__TASK TO CARRY OUT__: Scan the records below and report how many lines contain the word "Grade", giving the number by itself.

──────── EXTRACTED MATERIAL ────────

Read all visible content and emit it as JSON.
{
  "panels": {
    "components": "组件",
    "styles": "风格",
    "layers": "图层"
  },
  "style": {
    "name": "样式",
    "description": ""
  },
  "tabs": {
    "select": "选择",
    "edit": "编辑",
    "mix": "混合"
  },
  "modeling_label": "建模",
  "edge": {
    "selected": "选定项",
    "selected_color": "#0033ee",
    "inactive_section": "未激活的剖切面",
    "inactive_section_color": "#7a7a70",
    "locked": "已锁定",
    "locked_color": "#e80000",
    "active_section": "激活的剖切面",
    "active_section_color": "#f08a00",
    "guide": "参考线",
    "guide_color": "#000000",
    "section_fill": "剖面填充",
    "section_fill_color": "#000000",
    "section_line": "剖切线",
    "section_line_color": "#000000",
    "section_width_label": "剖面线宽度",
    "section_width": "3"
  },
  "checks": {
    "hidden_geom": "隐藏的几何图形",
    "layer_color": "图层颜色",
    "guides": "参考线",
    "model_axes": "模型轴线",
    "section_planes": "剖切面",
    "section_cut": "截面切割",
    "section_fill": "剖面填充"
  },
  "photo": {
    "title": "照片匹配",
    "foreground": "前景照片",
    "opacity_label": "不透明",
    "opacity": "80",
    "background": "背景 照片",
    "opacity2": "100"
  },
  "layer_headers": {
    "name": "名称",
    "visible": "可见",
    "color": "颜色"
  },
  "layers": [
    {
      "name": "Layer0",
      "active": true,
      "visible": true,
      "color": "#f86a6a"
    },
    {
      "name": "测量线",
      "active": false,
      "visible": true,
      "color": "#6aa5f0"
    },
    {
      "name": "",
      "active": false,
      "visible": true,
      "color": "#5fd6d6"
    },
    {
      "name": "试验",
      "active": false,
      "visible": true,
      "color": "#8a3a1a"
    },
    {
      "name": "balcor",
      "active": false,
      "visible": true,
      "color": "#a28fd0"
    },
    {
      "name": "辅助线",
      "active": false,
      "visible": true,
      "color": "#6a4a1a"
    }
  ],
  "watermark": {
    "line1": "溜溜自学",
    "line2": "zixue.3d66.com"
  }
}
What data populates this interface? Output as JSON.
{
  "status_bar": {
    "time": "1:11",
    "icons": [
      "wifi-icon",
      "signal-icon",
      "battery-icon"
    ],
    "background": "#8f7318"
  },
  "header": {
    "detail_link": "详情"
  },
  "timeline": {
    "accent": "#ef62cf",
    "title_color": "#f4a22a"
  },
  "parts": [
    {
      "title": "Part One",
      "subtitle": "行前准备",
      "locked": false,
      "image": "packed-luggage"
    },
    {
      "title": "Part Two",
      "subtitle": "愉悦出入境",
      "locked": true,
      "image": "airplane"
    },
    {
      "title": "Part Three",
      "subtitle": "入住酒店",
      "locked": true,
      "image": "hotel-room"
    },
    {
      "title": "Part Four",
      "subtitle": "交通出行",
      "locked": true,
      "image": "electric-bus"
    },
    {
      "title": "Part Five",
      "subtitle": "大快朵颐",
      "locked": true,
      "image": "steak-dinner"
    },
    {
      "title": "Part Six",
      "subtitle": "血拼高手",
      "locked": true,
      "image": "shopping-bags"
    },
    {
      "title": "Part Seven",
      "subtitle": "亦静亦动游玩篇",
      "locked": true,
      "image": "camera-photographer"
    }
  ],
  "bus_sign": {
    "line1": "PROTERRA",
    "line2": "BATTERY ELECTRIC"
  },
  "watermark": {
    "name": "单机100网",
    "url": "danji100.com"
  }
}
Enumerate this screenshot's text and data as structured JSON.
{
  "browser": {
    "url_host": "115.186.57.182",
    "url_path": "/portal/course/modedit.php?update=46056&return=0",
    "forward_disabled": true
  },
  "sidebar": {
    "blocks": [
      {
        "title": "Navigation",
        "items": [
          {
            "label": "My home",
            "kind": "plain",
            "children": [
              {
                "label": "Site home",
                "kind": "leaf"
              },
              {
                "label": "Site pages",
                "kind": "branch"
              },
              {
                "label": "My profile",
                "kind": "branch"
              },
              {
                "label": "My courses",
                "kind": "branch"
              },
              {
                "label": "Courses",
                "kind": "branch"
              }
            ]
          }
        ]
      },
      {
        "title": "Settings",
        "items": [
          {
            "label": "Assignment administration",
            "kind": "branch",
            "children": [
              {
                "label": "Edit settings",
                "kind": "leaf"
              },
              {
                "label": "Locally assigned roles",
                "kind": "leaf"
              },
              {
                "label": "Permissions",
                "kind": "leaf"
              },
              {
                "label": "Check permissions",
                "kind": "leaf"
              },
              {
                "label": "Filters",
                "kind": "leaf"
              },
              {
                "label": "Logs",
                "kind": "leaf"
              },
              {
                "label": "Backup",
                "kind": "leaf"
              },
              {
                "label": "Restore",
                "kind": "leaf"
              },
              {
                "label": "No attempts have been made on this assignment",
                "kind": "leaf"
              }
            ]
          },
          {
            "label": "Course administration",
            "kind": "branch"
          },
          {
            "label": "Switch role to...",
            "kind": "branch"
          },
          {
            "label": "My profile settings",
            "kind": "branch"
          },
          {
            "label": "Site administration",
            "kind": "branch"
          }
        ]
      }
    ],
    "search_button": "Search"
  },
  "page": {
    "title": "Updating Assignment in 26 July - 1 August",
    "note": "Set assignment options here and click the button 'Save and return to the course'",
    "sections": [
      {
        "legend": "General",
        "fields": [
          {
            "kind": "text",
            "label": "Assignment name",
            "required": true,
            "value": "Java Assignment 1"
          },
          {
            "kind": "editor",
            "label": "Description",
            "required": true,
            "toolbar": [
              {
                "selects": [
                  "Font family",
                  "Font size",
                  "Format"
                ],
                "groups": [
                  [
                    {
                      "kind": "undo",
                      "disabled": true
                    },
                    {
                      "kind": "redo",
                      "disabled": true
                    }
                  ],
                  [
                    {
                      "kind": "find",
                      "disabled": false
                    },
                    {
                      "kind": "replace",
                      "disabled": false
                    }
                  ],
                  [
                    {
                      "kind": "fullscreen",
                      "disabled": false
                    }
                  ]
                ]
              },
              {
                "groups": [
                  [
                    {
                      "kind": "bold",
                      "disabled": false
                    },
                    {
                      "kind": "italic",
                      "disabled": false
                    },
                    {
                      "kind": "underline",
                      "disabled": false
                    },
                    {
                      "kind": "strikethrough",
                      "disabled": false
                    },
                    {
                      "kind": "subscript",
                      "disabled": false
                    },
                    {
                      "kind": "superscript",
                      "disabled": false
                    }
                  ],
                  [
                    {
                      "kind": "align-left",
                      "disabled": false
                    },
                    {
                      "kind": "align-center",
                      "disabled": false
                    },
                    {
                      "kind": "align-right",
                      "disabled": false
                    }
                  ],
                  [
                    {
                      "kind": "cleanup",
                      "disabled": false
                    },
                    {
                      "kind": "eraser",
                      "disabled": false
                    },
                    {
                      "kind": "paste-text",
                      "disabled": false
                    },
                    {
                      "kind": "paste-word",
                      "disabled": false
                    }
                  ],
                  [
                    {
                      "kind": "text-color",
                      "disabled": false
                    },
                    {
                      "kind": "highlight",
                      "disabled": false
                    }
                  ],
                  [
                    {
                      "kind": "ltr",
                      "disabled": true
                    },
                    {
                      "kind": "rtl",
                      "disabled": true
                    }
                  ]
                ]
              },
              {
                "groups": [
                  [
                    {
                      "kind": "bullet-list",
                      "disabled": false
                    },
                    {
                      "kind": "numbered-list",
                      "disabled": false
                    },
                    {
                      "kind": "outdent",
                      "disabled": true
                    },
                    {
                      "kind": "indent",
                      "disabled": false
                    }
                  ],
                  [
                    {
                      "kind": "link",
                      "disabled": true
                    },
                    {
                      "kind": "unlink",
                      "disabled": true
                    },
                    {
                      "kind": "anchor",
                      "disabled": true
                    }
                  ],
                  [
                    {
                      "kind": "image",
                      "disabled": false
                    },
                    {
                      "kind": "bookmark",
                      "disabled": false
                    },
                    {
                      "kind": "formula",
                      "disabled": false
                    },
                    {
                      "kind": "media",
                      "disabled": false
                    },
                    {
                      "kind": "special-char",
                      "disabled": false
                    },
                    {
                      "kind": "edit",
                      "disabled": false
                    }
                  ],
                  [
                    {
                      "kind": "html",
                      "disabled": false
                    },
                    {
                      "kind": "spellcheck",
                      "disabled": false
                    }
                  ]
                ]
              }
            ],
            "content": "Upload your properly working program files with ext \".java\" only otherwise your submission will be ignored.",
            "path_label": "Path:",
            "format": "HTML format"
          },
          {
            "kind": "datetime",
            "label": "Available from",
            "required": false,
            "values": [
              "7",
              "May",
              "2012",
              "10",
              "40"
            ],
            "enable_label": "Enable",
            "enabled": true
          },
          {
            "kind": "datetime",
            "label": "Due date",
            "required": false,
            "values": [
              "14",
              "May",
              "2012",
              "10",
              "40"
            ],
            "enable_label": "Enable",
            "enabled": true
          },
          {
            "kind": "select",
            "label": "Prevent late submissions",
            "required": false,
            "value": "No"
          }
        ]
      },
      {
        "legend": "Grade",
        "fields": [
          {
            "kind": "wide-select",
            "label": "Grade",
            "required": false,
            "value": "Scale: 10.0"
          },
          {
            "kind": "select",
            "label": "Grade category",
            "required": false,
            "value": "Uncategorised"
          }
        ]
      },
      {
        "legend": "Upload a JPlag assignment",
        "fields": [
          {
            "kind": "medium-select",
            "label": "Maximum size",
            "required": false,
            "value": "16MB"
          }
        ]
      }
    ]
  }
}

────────

__SOLUTION TO THE EXERCISE__: 3